About the Book

Tracing the development of the Irish Republican Army following Ireland’s Declaration of Independence, this book focuses on the recruitment, training, and arming of Ireland’s military volunteers and the Army’s subsequent guerrilla campaign against British rule. Beginning with a brief account of the failed Easter Rising, it continues through the resulting military and political reorganizations, the campaign’s various battles, and the eventual truce agreements and signing of the Anglo-Irish Treaty. Other topics include the significance of Irish intelligence and British counter-intelligence efforts; urban warfare and the fight for Dublin; and the role of female soldiers, suffragists, and other women in waging the IRA’s campaign.

About the Author(s)

Joseph McKenna is a former senior assistant librarian in the Central Library, Birmingham, England. He has an M.A. in local history, and formerly sat on the Roman Catholic Archdiocesan Historical Commission, and Birmingham City Council’s Conservation Areas Advisory Committee.

Bibliographic Details

Joseph McKenna
Format: softcover (7 x 10)
Pages: 300
Bibliographic Info: 63 photos, maps, appendices, notes, bibliography, index
Copyright Date: 2011
pISBN: 978-0-7864-5947-6
eISBN: 978-0-7864-8519-2
Imprint: McFarland

Table of Contents

Acknowledgments       vi

List of Acronyms      ix

Preface      1

Introduction      3

1. The Easter Rising, 1916      11

2. Political Reorganization      31

3. Military Reorganization      38

4. Passive Resistance      66

5. The Intelligence War      73

6. Urban Warfare      97

7. The Splendid Women      109

8. Guerrilla Warfare      116

9. 1919: The War Begins      125

10. 1920: The Second Year of the War      132

11. 1921: The Last Year of the War      184

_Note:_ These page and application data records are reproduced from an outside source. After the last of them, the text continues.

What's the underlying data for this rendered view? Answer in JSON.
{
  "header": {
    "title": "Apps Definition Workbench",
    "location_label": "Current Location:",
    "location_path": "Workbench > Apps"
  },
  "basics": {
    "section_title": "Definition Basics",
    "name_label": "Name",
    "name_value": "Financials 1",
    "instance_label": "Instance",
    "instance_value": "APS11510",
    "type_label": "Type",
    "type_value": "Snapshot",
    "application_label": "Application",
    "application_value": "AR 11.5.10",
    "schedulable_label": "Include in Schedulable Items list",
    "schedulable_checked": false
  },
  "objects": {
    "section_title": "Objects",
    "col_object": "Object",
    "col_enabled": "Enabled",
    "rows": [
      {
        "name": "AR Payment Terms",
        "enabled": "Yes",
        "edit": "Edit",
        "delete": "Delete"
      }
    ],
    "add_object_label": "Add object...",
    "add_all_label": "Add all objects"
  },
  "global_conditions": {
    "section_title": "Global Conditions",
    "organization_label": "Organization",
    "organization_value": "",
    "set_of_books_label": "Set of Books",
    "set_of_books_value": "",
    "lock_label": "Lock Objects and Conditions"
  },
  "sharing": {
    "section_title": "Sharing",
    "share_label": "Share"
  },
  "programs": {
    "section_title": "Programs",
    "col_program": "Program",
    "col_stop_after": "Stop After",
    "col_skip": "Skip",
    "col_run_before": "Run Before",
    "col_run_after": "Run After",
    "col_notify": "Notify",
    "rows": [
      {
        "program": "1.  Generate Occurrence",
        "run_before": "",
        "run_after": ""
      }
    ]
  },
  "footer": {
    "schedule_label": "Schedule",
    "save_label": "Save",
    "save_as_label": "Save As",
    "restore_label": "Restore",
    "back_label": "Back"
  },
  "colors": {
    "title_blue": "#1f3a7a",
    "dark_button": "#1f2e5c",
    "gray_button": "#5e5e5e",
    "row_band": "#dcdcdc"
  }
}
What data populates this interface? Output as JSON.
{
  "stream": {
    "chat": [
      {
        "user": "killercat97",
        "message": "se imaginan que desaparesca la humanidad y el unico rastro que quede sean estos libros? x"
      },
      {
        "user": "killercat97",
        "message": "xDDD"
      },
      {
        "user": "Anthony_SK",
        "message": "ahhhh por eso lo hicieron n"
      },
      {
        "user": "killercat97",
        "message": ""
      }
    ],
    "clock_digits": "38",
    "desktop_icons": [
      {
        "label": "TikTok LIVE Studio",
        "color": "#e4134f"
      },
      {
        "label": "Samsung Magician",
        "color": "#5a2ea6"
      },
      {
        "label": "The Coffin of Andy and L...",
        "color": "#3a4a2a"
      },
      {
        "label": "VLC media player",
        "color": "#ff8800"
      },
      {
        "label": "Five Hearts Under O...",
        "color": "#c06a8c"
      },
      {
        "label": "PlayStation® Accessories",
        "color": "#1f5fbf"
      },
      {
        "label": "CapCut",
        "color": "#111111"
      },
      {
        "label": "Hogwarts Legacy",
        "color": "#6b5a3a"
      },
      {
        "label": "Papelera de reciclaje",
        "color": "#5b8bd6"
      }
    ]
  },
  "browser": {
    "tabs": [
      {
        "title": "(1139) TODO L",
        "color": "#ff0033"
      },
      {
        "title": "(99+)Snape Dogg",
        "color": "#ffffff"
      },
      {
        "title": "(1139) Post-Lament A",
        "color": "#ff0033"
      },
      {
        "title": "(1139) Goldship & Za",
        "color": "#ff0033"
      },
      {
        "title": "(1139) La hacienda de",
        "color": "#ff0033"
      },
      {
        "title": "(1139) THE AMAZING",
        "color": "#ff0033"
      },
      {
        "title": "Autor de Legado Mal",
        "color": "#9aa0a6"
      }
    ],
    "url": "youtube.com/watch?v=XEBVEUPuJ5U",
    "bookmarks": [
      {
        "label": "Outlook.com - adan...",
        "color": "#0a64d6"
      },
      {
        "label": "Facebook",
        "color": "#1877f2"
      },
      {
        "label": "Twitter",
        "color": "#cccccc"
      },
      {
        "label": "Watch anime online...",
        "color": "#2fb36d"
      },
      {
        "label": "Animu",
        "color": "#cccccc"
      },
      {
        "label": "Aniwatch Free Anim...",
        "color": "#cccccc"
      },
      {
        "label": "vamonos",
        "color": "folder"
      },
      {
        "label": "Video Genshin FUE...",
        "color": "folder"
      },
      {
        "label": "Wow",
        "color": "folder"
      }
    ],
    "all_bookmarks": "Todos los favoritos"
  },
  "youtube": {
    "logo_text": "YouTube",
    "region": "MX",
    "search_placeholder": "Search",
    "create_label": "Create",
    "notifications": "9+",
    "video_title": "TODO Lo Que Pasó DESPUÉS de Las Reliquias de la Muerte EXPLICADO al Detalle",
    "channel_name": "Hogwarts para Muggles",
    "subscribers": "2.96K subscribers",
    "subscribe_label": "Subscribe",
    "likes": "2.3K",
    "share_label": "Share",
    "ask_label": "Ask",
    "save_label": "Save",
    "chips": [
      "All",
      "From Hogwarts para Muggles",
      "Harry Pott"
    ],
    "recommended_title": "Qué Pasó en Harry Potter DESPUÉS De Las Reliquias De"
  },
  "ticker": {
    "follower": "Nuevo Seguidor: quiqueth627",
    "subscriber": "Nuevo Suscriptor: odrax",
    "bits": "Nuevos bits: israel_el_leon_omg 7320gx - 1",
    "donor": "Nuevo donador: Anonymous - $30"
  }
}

12. Between Truce and Treaty      250

13. Conclusion: Prelude to Civil War      265

Appendix I: “Patrolling in the City” (from Record of

Rebellion in Ireland 1920–1921)

Appendix II: Tom Kelleher’s Account of Crossbarry      275

Appendix III: Analysis of Crossbarry by Tom Barry      278

Chapter Notes      279

Bibliography      283

Index      285